# [The problem]
Search the records below for the word "label" and show every line where it occurs.

[Collection entries]

+--

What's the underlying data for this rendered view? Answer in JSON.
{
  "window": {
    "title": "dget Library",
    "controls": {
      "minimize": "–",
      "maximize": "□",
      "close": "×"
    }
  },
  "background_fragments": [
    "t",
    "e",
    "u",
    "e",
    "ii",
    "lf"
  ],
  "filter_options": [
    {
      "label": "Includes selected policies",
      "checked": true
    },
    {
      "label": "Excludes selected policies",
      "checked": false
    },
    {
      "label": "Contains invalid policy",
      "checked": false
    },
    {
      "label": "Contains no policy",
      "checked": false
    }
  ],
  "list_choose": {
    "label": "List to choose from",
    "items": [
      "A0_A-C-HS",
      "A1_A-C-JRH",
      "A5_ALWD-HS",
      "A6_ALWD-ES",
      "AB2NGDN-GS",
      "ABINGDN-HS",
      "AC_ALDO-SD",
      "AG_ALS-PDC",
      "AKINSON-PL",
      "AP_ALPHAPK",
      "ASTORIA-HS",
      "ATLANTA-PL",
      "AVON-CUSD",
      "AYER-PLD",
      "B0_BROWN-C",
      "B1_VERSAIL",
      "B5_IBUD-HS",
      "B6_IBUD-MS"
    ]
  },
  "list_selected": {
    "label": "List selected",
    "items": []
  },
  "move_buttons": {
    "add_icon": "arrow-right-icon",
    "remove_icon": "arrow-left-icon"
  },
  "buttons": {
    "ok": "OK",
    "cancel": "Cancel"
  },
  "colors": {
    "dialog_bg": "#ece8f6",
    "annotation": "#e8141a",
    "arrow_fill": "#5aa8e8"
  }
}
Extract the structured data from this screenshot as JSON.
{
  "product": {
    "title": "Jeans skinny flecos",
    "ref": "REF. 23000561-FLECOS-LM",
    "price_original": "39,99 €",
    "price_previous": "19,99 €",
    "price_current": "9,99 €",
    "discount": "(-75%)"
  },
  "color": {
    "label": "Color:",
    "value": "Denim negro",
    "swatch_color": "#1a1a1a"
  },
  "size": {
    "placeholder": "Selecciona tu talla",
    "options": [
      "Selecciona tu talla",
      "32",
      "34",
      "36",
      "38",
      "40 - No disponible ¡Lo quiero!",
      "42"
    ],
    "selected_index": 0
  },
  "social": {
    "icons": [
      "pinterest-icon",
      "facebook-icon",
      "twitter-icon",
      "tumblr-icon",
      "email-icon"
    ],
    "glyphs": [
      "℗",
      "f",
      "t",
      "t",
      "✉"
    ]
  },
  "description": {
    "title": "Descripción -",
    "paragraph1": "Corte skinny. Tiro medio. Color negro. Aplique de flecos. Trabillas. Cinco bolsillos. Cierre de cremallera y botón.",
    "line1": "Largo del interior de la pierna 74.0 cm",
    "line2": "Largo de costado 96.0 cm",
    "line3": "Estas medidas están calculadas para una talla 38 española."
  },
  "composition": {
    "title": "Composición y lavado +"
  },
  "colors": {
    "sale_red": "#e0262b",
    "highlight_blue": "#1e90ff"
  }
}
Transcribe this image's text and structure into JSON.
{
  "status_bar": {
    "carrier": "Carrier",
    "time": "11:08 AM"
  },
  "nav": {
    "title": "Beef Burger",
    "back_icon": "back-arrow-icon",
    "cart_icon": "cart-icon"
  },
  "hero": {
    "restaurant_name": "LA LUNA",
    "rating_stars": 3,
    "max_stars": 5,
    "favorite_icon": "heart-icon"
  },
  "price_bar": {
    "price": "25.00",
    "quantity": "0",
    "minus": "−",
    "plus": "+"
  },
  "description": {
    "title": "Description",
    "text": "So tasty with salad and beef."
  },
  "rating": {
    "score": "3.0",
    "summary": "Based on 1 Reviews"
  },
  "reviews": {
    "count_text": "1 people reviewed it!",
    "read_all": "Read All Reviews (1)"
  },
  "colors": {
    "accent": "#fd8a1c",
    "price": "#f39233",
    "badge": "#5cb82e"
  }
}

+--

# [Result of the task]
      "label": "Includes selected policies",
      "label": "Excludes selected policies",
      "label": "Contains invalid policy",
      "label": "Contains no policy",
    "label": "List to choose from",
    "label": "List selected",
    "label": "Color:",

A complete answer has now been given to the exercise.